FDA Bans Sale of Surgical Mesh Products

Major news this week relating to the protection of women’s health—The FDA has ordered Boston Scientific and Coloplast to immediately stop selling their surgical mesh product previously used in the transvaginal repair of pelvic organ prolapse.

WHY DO WOMEN NEED SURGICAL MESH?

Thousands of women suffer from a pelvic floor disorder called pelvic organ prolapse (POP), or a weakening of the ligaments supporting a woman’s pelvic organs. There is a myriad of reasons why women develop POP but a major one—child birth. In an effort to reinforce the vaginal wall and hold all the vital organs in their proper places, a transvaginal surgery can be done to insert a mesh product. Think of the mesh as a sort of safety net. Sounds good in theory. But in reality, the mesh has been known to erode inside the body and cause painful infections, bleeding, pain during sex, organ perforation and urinary problems. Over time, tissue grows into and around the mesh, making the mesh almost part of the body. Because it was considered a permanent implant, surgeries to repair or even remove the mesh are incredibly dangerous, difficult and came with their own list of other possible complications and symptoms. In so many words, the mesh caused way more harm than good.

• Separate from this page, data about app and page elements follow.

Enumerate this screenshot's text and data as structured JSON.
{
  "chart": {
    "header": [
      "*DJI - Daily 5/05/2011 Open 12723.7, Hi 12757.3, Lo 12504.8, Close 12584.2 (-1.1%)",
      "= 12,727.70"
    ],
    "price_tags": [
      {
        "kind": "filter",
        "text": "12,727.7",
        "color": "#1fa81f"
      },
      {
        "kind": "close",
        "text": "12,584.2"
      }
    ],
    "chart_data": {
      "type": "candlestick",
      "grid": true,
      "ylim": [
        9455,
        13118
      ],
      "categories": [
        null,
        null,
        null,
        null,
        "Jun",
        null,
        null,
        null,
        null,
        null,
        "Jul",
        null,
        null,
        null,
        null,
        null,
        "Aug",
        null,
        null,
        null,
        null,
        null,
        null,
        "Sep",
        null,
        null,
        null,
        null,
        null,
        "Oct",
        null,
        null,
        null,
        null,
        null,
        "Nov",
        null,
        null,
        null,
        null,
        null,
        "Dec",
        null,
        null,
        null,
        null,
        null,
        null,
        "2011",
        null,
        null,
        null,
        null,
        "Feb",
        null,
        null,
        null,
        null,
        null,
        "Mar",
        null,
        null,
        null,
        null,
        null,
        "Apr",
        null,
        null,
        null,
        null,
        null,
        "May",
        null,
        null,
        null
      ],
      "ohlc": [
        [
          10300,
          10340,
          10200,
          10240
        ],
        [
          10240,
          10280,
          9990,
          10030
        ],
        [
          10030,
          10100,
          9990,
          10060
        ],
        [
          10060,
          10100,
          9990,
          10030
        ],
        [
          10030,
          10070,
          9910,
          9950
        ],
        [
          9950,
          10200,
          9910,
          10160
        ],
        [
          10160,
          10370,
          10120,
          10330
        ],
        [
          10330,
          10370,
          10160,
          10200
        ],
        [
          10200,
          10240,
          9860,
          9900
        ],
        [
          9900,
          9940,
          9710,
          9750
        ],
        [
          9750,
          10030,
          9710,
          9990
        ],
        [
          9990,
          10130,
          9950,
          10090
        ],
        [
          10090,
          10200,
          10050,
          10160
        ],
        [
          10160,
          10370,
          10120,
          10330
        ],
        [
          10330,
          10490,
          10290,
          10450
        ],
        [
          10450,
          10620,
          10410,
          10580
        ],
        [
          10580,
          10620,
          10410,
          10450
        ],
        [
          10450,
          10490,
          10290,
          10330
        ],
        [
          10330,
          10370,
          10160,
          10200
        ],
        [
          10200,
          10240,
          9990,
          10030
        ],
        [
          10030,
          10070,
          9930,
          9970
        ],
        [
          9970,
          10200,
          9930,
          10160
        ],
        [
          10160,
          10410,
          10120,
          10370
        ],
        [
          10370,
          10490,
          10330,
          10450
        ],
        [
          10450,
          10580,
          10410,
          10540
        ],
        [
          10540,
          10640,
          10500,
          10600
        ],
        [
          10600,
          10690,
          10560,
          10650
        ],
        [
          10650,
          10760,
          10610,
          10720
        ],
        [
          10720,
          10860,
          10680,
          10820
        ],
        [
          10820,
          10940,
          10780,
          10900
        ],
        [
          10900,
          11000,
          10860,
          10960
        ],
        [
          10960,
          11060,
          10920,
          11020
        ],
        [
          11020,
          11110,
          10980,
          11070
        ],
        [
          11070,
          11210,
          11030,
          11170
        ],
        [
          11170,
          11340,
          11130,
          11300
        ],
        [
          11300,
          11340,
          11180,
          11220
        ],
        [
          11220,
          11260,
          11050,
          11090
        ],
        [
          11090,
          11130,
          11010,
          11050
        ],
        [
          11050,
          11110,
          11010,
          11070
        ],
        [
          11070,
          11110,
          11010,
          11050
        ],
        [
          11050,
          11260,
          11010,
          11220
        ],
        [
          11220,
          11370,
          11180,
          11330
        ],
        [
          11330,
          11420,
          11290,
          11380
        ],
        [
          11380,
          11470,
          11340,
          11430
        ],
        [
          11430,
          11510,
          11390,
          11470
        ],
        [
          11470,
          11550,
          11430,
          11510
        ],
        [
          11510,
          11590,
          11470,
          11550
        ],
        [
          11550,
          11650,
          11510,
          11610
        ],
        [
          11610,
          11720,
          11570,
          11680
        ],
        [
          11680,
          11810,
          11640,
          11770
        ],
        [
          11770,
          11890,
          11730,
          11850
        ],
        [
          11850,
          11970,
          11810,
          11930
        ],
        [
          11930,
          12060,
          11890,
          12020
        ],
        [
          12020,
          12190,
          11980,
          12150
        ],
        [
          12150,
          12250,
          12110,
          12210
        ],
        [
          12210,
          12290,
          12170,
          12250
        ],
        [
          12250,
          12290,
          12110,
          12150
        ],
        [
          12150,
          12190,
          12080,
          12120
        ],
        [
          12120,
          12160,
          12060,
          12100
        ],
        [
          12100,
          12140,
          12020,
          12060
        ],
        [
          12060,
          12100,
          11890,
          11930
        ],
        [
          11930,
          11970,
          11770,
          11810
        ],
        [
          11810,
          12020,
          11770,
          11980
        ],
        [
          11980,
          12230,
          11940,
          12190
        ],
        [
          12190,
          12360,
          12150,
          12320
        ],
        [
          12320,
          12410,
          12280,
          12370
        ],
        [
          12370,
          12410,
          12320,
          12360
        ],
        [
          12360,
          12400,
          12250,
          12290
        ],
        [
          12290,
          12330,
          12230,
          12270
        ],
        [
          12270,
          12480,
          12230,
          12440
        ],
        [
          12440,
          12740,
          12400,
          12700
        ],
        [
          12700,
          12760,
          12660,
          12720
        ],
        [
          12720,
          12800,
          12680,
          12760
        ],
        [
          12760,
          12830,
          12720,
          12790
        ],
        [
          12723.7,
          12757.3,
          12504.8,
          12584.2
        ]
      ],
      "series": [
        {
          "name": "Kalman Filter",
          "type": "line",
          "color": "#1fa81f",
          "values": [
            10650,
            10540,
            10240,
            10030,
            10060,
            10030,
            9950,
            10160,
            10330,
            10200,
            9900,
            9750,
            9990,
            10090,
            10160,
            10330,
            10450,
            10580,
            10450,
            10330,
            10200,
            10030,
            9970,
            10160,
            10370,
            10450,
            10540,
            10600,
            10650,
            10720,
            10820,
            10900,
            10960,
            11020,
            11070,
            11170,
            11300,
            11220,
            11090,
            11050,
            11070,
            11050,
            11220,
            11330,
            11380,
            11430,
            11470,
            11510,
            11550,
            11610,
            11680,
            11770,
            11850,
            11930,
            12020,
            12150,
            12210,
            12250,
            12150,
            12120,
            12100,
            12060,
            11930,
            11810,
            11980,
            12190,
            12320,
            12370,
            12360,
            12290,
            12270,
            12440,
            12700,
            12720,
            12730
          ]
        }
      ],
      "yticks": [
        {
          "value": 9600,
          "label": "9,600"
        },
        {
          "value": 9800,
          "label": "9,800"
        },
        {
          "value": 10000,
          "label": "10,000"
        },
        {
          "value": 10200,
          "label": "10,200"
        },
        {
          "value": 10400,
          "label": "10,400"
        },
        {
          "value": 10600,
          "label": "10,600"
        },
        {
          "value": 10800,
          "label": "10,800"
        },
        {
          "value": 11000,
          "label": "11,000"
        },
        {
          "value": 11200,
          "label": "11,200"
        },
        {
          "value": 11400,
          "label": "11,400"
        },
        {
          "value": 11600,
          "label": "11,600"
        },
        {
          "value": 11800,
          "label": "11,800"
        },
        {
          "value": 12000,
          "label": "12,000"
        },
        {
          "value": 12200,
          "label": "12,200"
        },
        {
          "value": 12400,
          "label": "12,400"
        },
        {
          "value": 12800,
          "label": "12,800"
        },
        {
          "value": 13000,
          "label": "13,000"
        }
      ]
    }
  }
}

In many cases, the complications caused patients to have more invasive, dangerous surgeries, and, in severe cases, the mesh has become so entangled in the woman’s body that it cannot be removed.

FDA TAKES ACTION

The ban comes after a years-long battle over the safety of the mesh. Tens of thousands of women have filed lawsuits against Boston Scientific and Coloplast, including our Maher Law Firm cases that we’ve been involved with for years, claiming injuries due to transvaginal mesh. In 2016, the FDA reclassified mesh as a high-risk device, an elevated warning status from the moderate-risk distinction is previously held. But now, after a major uptick in reports of adverse events, the FDA has now concluded that Boston Scientific and Coloplast have not demonstrated “reasonable assurance” of safety and effectiveness of the mesh for long term use.

“In order for these mesh devices to stay on the market, we determined that we needed evidence that they worked better than surgery without the use of mesh to repair POP. That evidence was lacking in these premarket applications, and we couldn’t assure women that these devices were safe and effective long term,” said Jeffrey Shuren, M.D., director of the FDA’s Center for Devices and Radiological Health.

The Maher Law Firm represents many women who are victims of this terrible defective medical device. While we’re devastated the mesh has harmed our clients, we’re thrilled to know the FDA is taking action to prevent this devastation from happening to any other women.